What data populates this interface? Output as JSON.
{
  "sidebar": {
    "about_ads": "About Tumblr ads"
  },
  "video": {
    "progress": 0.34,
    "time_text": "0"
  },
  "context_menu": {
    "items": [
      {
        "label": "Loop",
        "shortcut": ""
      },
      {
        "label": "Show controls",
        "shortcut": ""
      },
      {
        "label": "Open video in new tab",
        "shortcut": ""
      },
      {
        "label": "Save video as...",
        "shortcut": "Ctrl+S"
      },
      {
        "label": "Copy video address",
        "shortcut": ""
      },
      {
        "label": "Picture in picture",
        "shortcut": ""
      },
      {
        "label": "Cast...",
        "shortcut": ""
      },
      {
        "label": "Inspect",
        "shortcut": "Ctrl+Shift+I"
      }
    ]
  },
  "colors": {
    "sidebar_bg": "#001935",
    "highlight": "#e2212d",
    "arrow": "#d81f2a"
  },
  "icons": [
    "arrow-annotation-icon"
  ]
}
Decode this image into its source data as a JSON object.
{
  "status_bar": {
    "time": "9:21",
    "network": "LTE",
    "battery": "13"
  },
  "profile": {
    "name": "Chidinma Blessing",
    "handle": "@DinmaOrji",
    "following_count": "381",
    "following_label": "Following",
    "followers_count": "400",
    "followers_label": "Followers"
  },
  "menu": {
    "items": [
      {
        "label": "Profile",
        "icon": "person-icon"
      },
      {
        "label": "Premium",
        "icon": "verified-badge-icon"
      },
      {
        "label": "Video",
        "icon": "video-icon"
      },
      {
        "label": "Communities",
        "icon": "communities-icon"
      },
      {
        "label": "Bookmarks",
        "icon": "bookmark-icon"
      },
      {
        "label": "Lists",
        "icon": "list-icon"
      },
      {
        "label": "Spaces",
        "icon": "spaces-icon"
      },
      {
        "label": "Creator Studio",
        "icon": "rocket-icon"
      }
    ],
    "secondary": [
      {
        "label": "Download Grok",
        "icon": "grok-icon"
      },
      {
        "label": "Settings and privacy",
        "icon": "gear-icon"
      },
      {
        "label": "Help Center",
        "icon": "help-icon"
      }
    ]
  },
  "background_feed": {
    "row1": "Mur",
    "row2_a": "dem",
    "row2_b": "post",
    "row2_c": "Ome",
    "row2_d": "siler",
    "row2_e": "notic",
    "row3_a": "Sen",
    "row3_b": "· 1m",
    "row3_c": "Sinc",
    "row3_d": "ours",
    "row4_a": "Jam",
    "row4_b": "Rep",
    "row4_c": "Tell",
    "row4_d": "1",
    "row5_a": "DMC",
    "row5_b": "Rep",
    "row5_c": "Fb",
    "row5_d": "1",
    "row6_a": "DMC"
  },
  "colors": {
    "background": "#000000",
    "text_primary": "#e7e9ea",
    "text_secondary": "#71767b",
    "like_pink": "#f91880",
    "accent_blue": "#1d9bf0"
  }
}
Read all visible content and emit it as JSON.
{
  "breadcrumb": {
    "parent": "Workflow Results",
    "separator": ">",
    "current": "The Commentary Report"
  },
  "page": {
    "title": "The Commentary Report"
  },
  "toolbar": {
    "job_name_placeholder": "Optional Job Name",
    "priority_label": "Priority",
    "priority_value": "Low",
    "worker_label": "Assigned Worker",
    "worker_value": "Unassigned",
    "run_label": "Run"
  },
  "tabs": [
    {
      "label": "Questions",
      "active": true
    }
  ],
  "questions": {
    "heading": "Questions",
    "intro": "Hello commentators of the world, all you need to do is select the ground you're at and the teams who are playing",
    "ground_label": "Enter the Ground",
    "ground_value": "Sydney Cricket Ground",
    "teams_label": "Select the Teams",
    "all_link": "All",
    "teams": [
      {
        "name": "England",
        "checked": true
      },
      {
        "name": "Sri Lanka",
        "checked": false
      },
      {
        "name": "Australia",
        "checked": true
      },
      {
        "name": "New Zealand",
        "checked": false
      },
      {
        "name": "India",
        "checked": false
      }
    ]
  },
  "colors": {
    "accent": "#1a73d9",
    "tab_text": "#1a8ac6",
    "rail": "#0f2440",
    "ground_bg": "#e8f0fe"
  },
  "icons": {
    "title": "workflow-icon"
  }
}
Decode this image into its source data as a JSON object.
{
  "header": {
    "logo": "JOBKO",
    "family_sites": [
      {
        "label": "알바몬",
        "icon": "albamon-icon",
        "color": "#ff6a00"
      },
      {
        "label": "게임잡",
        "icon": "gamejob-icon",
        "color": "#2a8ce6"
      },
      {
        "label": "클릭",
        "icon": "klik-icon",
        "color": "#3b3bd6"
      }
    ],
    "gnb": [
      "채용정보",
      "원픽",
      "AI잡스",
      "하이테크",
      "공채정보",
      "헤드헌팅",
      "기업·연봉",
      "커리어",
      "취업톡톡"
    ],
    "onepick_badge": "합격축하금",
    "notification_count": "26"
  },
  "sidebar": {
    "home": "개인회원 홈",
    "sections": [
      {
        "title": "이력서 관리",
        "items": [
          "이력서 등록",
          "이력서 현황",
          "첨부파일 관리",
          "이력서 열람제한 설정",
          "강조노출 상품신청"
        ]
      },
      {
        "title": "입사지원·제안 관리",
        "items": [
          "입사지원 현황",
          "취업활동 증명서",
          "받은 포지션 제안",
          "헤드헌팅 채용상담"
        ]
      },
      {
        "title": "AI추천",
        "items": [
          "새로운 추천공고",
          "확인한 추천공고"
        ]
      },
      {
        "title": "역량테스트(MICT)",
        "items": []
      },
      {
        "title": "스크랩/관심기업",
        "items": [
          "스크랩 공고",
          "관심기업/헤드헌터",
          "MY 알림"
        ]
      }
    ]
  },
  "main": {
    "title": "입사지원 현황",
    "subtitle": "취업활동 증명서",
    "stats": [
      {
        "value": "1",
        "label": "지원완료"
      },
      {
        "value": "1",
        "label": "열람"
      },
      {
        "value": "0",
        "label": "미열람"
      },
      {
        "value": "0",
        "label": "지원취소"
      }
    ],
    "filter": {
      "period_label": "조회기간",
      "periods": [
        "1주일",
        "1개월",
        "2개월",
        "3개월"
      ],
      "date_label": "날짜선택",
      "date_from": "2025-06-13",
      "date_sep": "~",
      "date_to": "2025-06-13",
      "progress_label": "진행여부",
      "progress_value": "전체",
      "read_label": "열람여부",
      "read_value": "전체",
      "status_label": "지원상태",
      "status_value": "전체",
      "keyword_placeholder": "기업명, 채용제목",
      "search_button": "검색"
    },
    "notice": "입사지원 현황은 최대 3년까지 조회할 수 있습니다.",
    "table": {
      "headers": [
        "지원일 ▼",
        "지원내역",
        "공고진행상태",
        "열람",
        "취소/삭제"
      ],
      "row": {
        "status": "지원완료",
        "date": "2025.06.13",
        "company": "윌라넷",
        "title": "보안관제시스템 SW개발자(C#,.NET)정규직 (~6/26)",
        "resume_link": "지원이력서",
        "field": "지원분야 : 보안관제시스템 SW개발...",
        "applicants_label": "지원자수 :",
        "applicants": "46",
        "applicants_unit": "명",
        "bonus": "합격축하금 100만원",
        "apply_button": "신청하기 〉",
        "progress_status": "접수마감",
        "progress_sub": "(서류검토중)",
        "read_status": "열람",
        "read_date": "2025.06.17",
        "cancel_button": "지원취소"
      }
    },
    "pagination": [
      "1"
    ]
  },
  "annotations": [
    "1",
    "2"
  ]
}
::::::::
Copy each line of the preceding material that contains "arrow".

### [RESULT]
    "arrow": "#d81f2a"
    "arrow-annotation-icon"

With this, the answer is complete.